Tomorrow’s House vote is going to be epic, my friends. Epic.

The Congressional Budget Office estimate shows that compared with current spending rates the spending bill due for a House vote Thursday would pare just $352 million from the deficit through Sept. 30. About $8 billion in cuts to domestic programs and foreign aid are offset by nearly equal increases in defense spending…

A separate CBO analysis provided to lawmakers but not released publicly says that $5.7 billion in savings claimed by cutting bonuses to states enrolling more children and reducing the amount of money available to subsidize health care cooperatives authorized under the new health care law won’t produce a dime of actual savings. CBO believes they are simply cuts to spending authority that is unlikely to be used anyway.

But those cuts to mandatory benefit programs, while producing no deficit savings, can be claimed under budget rules to pay for spending increases elsewhere in the legislation. All told, $17.8 million in such savings is claimed but just a tiny portion of it would actually reduce the deficit…

Still, the measure halts and begins to reverse large increases for domestic agency operating budgets that have been awarded during Obama’s first two years in office.

The deal does eliminate $38 billion in “new spending authority,” but as we learned yesterday in agonizing detail, spending “authority” and actual spending are two very different things. So to sum up: In less than a week, we’ve gone from $61 billion in cuts to $38 billion in cuts to $15 billion in real cuts to $352 million in deficit reduction this year, which is less than one percent of the number agreed to in the budget deal. I can’t help but suspect that tea partiers might feel a tad … antsy about that trend.

Tim Pawlenty issued a statement earlier this afternoon urging congressional Republicans to reject the budget deal tomorrow:

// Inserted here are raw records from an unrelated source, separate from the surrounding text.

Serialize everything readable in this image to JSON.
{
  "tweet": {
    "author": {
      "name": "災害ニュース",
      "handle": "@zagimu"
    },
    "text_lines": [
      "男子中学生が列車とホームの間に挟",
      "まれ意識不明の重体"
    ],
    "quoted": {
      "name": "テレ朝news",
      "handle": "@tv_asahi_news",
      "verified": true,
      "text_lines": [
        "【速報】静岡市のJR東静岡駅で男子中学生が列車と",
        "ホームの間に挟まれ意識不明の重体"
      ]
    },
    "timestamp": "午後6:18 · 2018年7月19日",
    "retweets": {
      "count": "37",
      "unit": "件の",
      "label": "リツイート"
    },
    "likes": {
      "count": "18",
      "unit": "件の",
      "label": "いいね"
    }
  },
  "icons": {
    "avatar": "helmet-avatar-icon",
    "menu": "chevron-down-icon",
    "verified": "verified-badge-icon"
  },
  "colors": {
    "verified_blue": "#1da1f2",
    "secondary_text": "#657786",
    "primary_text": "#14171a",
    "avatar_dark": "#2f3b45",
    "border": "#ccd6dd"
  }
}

The more we learn about the budget deal the worse it looks. When you consider that the federal deficit in February alone was over $222 billion, to have actual cuts less than the $38 billion originally advertised is just not serious. The fact that billions of dollars advertised as cuts were not scheduled to be spent in any case makes this budget wholly unacceptable. It’s no surprise that President Obama and Senator Reid forced this budget, but it should be rejected. America deserves better.

That’s a nifty way to polish his fiscal conservative cred with the base, but as of last night Cantor was insisting that they have the votes in the House. Maybe that’ll change after the CBO numbers start circulating, but if I had to bet, I’d still bet that it’ll pass. The conversation’s already moved on to bigger money, partly thanks to the erupting war between Obama and Ryan over entitlements and partly to the chess match between Democrats and the GOP over the debt ceiling. And because most of the public’s already moved on from the shutdown drama, if the Republican caucus forced one now, they’d inevitably get more blame than they would have if the shutdown had happened last week. So, yes, it’ll probably pass — but by how much is anyone’s guess. The comments are open for your predictions!

Update: Philip Klein’s headline says it all: “Conservatives should no longer be happy about budget deal.”

Unfortunately, it now appears that the new Republican majority has done what it attacked Democrats for doing when they controlled the House. They negotiated a back room deal, didn’t release the details until 2 a.m., and the more we have of the details, the more we find out that the actual deal is filled with accounting gimmicks. Not a good way to earn back the trust of conservatives who grew disillusioned with the GOP the last time they controlled the House.

Update: NRO reports that Boehner, Cantor, and Kevin McCarthy were still busy making the pitch as of this morning. Freshman Tim Huelskamp, noting that $352 million is less than $2 per U.S. citizen, is unpersuaded:

“In the last two hours, the country has borrowed about $352 million, so we’re making no progress in getting out of the red,” Huelskamp said. “The American people are looking for meaningful reductions that actually will make a difference to our $1.6 trillion deficit and our $14.3 trillion of debt.”

Huelskamp told National Review Online that he had basically decided when the deal was first announced that he would vote against it, but said other members were probably having second thoughts in light of the CBO report. “It’ll be interesting to see how folks vote when the cuts in here weren’t really cuts,” he said. “That will upset folks back home when they look at it. They thought freshmen were up here to change the way Washington operates, but this is the same-old same-old they’ve been doing for years.”